THINGS GETS NAZTY
A Welsh politician was slammed on Wednesday for comparing the English to "Nazis". Plaid Cymru candidate Mike Parker said that rural Wales had been invaded by "gun-toting Final Solution crackpots" from over the border. Here are more details.
Rachel Reeves has claimed that the Conservatives are planning to fill their welfare 'black hole' by taking child benefit away from millions of middle class families. Speaking to The Telegraph's Rosa Prince, the shadow work and pensions secretary said the refusal by George Osborne earlier this week to rule out a reduction in child benefit by wrapping it into the Universal Credit showed the party was planning to "clobber" middle class families.
THE BOYS ARE BACK IN TOWN
David Cameron, Nick Clegg, Ed Miliband and Nigel Farage have joined together in a boyband, as depicted in a Green Party video in an attempt to urge voters to "change the tune". The video, which is due to be aired on BBC 2 at 5.55pm on Thursday, feature actors dressed as the four leaders singing about their shared love of austerity and agreement on other policies in "party political harmony". Mad, or just bad? You can watch their coalicious broadcast here.
HE'S NOT A FIRESTARTER...
Pub landlord Al Murray kicked off his official election campaign in South Thanet official by handing in his nomination papers at the local council's offices in Margate, Kent. He also unveiled his campaign vehicle, a fire engine, which he had converted into a mobile pub. Thanet Extra's James Rose has more.
MAKING YOUR MIND UP
Not sure who to vote for yet? The Telegraph has teamed up with Vote Match, the UK's biggest voting advice app, in order to help you find the party that best matches your views. The app is quick and easy to use, and the results may surprise you...
Average of polls as of Monday, April 6: Lab: 34%, Conservative: 33%, UKIP 14.1%, Lib Dem 8.4%, Green 5%. The data is from: YouGov, Populus, Opinium, ComRes, Survation, Ipsos MORI, ICM, TNS-BMRB.
TOO MANY TWEETS…@JamesCleverly: Farage meets Joey Essex. One is pretending to be thick, saying increasingly outrageous thing to get headlines, the other is Joey Essex!
From The TelegraphJames Kirkup - Tory scaremongering is playing into the hands of the SNP and putting the Union at risk

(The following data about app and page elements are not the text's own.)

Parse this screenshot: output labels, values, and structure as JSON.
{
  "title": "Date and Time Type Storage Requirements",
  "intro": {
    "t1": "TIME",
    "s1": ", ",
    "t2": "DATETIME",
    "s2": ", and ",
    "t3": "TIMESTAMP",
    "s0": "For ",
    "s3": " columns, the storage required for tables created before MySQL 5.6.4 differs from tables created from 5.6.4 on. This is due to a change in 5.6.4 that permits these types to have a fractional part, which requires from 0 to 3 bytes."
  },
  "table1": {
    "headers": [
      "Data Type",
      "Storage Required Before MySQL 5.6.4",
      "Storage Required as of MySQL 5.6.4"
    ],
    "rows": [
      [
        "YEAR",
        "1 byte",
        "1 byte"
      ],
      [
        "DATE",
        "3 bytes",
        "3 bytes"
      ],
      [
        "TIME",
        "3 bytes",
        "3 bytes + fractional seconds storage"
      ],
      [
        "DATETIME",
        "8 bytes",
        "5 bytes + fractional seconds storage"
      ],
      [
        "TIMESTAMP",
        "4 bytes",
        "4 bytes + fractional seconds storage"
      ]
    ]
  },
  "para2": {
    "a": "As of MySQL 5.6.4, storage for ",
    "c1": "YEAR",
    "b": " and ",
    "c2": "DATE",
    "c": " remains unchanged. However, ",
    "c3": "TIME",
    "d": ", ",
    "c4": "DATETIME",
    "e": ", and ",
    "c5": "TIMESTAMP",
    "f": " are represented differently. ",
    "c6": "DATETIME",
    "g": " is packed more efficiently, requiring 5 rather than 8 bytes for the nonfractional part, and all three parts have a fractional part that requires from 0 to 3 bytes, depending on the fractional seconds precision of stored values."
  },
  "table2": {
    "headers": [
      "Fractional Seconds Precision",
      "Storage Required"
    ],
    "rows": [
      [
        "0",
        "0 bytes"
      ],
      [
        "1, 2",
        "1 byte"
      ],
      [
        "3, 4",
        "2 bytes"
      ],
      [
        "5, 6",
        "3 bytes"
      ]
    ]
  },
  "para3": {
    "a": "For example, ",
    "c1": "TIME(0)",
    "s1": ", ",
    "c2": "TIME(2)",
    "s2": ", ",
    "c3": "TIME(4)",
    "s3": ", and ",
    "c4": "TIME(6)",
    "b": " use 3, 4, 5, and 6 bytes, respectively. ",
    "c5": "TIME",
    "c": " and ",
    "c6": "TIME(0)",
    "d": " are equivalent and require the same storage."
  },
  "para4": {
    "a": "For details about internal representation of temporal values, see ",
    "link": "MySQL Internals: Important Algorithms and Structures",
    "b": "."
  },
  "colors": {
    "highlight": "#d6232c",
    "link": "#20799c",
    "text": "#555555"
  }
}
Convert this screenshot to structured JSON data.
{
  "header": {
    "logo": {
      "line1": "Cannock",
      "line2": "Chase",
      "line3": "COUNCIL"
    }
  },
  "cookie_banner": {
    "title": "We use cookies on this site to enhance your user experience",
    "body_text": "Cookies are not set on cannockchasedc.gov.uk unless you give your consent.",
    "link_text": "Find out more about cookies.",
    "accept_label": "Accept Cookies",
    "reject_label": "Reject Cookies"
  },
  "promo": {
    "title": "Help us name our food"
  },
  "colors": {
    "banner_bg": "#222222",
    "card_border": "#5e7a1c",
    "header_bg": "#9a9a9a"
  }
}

Simon Walker - Why scrapping non-doms would be a terrible mistake
Mark Wallace - On non-doms, the two parties play tennis with their shoelaces tied together
Joe McGuffin - I'm mad as hell and Ed Balls needs to stay out of my eyeline
0830 UKIP deputy chairman Suzanne Evans announces the party's policies for women
09:00 Nick Clegg's weekly phone-in on LBC
09.00 Ed Miliband makes an education manifesto announcement in central London.
12:00 UK interest rate decision from the Bank of England
12.00 David Cameron is giving a PM Direct Q&A in Nottinghamshire.
1500 Shadow education secretary Tristram Hunt and shadow business secretary Chuka Umunna speak in London on Labour's priorities for education and skills
1900 LBC Women Leaders Debates with Education Secretary Nicky Morgan, shadow deputy prime minister Harriet Harman, Crime Prevention Minister Lynne Featherstone and Suzanne Evans, moderated by Iain Dale.
22:40 Ed Miliband is to appear on ITV's 'The Agenda' alongside actor Brian Cox, actress and comedian Katy Brand and CEO of Newton Investment Management, Helena Morrissey.
22:45 'Question Time' from Bristol. On the panel: Lib Dem Business Secretary Vince Cable, Conservative Environment Secretary Liz Truss, Labour's shadow foreign secretary Douglas Alexander, Green MP Caroline Lucas and Telegraph journalist Tim Stanley
General election candidate declaration deadline, four weeks ahead of polling day
Greece is scheduled to make a €450m payment to the IMF as part of its bailout agreement
TODAY IN PARLIAMENT
HOUSE OF COMMONS
HOUSE OF LORDS